Extracted entries:
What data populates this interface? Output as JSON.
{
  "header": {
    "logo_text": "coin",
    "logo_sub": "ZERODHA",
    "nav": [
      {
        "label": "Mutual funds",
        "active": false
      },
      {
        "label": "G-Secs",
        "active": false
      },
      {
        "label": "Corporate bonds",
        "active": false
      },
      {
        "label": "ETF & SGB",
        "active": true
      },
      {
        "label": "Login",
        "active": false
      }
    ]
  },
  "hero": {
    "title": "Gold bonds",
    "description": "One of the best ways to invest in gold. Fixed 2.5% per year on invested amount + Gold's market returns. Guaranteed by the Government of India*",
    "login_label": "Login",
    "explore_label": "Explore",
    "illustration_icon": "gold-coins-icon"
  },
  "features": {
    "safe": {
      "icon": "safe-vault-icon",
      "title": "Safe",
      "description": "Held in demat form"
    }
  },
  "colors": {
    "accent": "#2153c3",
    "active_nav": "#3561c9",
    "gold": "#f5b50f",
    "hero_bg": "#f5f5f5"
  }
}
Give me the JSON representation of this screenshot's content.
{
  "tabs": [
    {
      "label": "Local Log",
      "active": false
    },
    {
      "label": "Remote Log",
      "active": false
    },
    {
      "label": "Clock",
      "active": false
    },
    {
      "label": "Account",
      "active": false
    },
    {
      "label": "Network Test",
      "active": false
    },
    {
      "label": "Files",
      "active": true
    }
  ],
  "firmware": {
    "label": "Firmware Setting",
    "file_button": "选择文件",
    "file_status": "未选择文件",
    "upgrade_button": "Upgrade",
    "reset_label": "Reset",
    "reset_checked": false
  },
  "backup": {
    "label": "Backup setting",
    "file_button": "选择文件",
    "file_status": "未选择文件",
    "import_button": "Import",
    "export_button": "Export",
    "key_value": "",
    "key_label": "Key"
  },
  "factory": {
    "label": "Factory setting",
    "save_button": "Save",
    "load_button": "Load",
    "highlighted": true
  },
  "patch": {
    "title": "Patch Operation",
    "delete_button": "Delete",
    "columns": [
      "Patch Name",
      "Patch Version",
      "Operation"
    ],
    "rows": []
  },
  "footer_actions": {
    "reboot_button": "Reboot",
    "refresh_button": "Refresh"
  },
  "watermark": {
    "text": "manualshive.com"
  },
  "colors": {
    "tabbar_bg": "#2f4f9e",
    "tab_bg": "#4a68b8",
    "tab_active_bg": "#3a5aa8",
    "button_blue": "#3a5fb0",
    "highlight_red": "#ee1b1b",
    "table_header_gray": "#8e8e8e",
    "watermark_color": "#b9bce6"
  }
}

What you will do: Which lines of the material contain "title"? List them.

Task output:
    "title": "Gold bonds",
      "title": "Safe",
    "title": "Patch Operation",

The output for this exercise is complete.